Crack a smile wherever and whenever you can, especially if you don’t feel like it. Smiling releases chemicals that boost your mood and help reduce stress levels. Even a fake smile can make you feel calmer and more relaxed. Add smiling onto something you do routinely to make it habitual. Smile when you walk, smile when you clean or while you wait for the kettle to boil. Smiling is contagious so share yours today.
Sit less and stand more. Commit to standing more to do certain work tasks like taking phone calls. At home, break long spells of watching sport by standing for throw-ins and penalties. Reduce your daily sitting time from 8 hours to 6 - those 2 extra hours standing is the equivalent of running six marathons a year. Becoming more active boosts brain performance, reduces stress and improves sleep.

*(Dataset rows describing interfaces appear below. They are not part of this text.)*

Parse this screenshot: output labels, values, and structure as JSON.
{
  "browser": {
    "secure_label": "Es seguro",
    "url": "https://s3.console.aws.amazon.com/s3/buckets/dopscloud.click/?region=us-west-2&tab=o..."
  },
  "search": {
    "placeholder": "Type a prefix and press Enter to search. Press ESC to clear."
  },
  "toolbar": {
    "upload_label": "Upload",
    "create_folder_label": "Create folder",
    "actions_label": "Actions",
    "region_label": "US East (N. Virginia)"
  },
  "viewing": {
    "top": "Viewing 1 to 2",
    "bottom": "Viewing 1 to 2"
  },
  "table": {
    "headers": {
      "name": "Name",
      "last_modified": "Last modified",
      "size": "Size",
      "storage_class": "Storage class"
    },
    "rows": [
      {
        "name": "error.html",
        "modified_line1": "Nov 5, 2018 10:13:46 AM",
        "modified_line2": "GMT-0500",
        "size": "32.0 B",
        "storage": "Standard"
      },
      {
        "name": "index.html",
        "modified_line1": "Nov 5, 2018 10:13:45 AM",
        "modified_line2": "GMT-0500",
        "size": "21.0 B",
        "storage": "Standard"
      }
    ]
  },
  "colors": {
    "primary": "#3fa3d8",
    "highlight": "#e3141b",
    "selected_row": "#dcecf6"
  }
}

Improve the quality of your sleep by managing your exposure to light. Use only low-level lighting from around 8pm. An hour before bed, shut down any devices that emit a blue light. Avoid turning on a bright bathroom or bedroom light immediately before getting into bed and make your room as dark as possible for sleeping. You need to sleep so that your brain can consolidate memories and make space for new incoming information the next day. In the absence of sufficient, good quality sleep, your brain can’t clear the metabolic waste and toxins, leaving you feeling sluggish and irritable and your brain vulnerable to dementia.
Wishing you all health and happiness for 2023.